In how many lines of the listing does the word "value" appear? Reply with the number only.

The records:
++++++
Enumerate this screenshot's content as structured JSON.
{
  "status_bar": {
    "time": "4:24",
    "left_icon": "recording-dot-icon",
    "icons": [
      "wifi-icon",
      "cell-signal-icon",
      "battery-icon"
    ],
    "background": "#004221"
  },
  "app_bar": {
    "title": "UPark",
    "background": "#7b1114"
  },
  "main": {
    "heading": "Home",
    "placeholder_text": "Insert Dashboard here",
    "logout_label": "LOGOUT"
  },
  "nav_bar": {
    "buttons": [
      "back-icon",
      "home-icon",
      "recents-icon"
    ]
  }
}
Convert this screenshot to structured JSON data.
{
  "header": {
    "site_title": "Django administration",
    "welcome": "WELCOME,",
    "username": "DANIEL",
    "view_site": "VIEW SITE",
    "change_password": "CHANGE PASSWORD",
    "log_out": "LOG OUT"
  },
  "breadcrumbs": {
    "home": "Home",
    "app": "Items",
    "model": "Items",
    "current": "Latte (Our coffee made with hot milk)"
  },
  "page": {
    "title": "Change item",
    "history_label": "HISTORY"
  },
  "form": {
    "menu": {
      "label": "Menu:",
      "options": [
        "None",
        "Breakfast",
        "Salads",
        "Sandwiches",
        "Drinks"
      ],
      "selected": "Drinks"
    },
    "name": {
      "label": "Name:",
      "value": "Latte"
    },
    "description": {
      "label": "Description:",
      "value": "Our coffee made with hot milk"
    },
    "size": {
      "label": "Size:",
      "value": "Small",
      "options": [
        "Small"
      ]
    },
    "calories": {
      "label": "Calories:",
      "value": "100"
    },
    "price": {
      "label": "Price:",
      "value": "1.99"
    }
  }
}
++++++
Finished task:
5